§ **BRIEF**
Scan the records below. Copy every line in which the word "time" appears.

§ **PROVIDED RECORDS**
----
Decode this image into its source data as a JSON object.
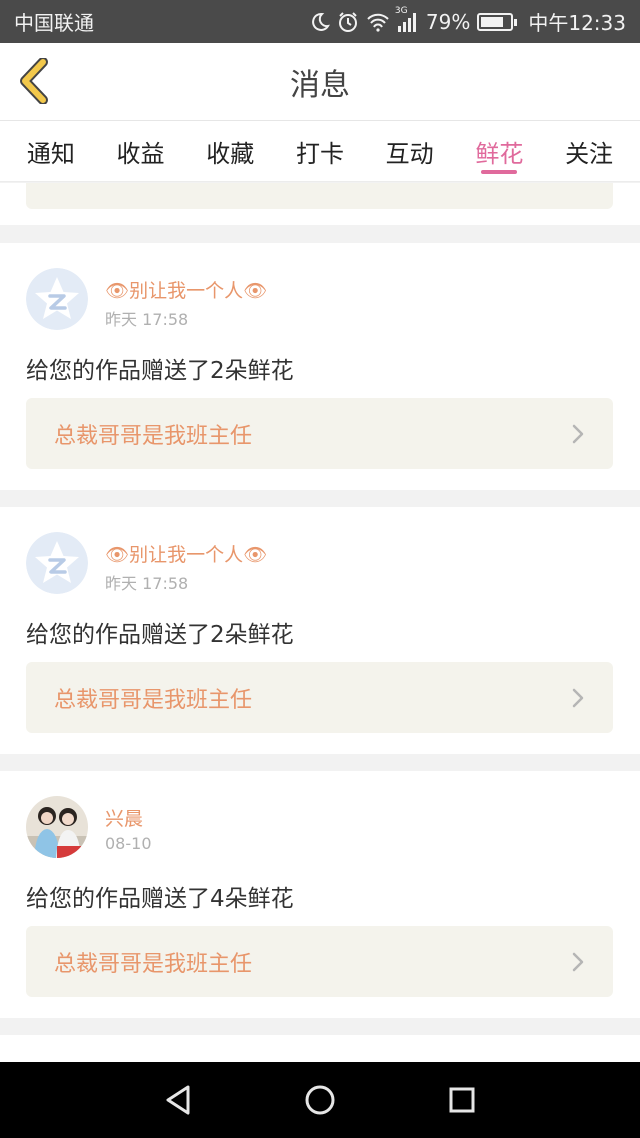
{
  "status_bar": {
    "carrier": "中国联通",
    "network": "3G",
    "battery_percent": "79%",
    "battery_level": 0.79,
    "time": "中午12:33"
  },
  "header": {
    "title": "消息",
    "back_icon": "chevron-left-icon"
  },
  "tabs": [
    {
      "label": "通知",
      "active": false
    },
    {
      "label": "收益",
      "active": false
    },
    {
      "label": "收藏",
      "active": false
    },
    {
      "label": "打卡",
      "active": false
    },
    {
      "label": "互动",
      "active": false
    },
    {
      "label": "鲜花",
      "active": true
    },
    {
      "label": "关注",
      "active": false
    }
  ],
  "messages": [
    {
      "username": "👁别让我一个人👁",
      "time": "昨天 17:58",
      "text": "给您的作品赠送了2朵鲜花",
      "work_title": "总裁哥哥是我班主任",
      "avatar": "default-avatar-icon"
    },
    {
      "username": "👁别让我一个人👁",
      "time": "昨天 17:58",
      "text": "给您的作品赠送了2朵鲜花",
      "work_title": "总裁哥哥是我班主任",
      "avatar": "default-avatar-icon"
    },
    {
      "username": "兴晨",
      "time": "08-10",
      "text": "给您的作品赠送了4朵鲜花",
      "work_title": "总裁哥哥是我班主任",
      "avatar": "user-photo-avatar"
    }
  ],
  "colors": {
    "accent_pink": "#e06a9c",
    "name_orange": "#e8966b",
    "work_bg": "#f4f3ec",
    "back_icon_yellow": "#f2c84b"
  }
}
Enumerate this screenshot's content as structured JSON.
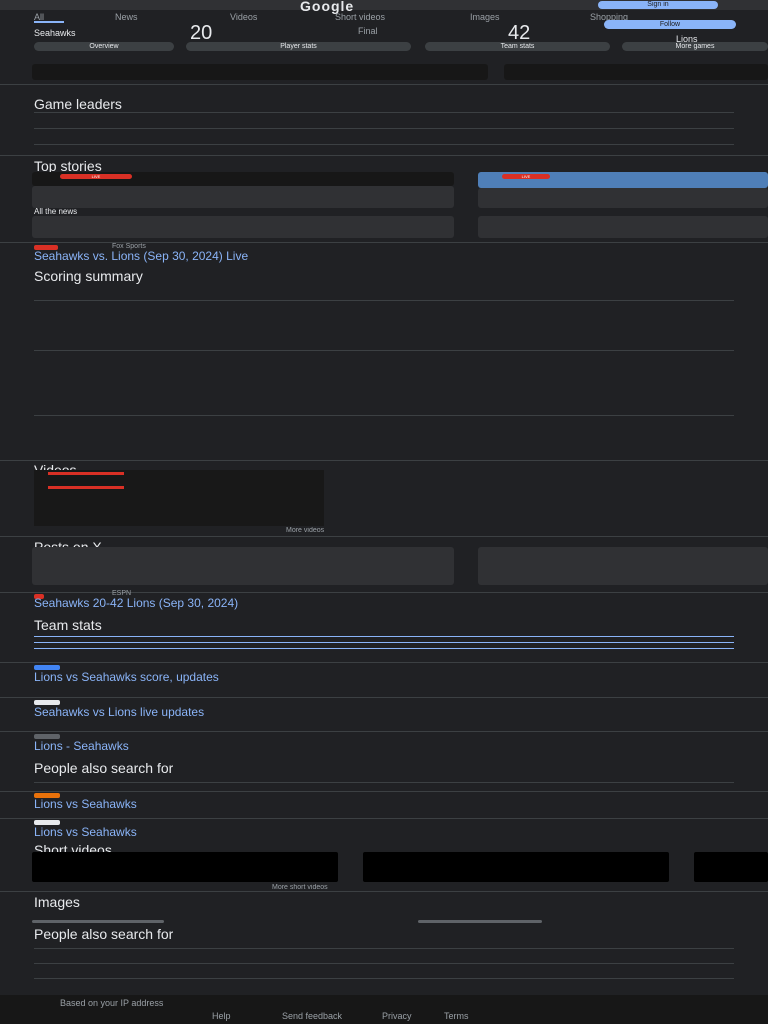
{
  "header": {
    "logo": "Google",
    "sign_in": "Sign in"
  },
  "tabs": [
    "All",
    "News",
    "Videos",
    "Short videos",
    "Images",
    "Shopping"
  ],
  "scoreboard": {
    "team_left": "Seahawks",
    "score_left": "20",
    "status": "Final",
    "team_right": "Lions",
    "score_right": "42",
    "follow": "Follow"
  },
  "pills": [
    "Overview",
    "Player stats",
    "Team stats",
    "More games"
  ],
  "game_leaders": {
    "title": "Game leaders"
  },
  "top_stories": {
    "title": "Top stories",
    "live": "LIVE",
    "all_news": "All the news"
  },
  "result_1": {
    "source": "Fox Sports",
    "title": "Seahawks vs. Lions (Sep 30, 2024) Live"
  },
  "scoring": {
    "title": "Scoring summary"
  },
  "videos": {
    "title": "Videos",
    "more": "More videos"
  },
  "posts": {
    "title": "Posts on X"
  },
  "result_2": {
    "source": "ESPN",
    "title": "Seahawks 20-42 Lions (Sep 30, 2024)"
  },
  "team_stats": {
    "title": "Team stats"
  },
  "result_3": {
    "title": "Lions vs Seahawks score, updates"
  },
  "result_4": {
    "title": "Seahawks vs Lions live updates"
  },
  "result_5": {
    "title": "Lions - Seahawks"
  },
  "pals_1": {
    "title": "People also search for"
  },
  "result_6": {
    "title": "Lions vs Seahawks"
  },
  "result_7": {
    "title": "Lions vs Seahawks"
  },
  "short_videos": {
    "title": "Short videos",
    "more": "More short videos"
  },
  "images": {
    "title": "Images"
  },
  "pals_2": {
    "title": "People also search for"
  },
  "footer": {
    "location": "Based on your IP address",
    "links": [
      "Help",
      "Send feedback",
      "Privacy",
      "Terms"
    ]
  },
  "colors": {
    "bg": "#202124",
    "link": "#8ab4f8",
    "live": "#d93025",
    "accent": "#4285f4"
  }
}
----
§ **REPLY**
    "time": "中午12:33"
      "time": "昨天 17:58",
      "time": "昨天 17:58",
      "time": "08-10",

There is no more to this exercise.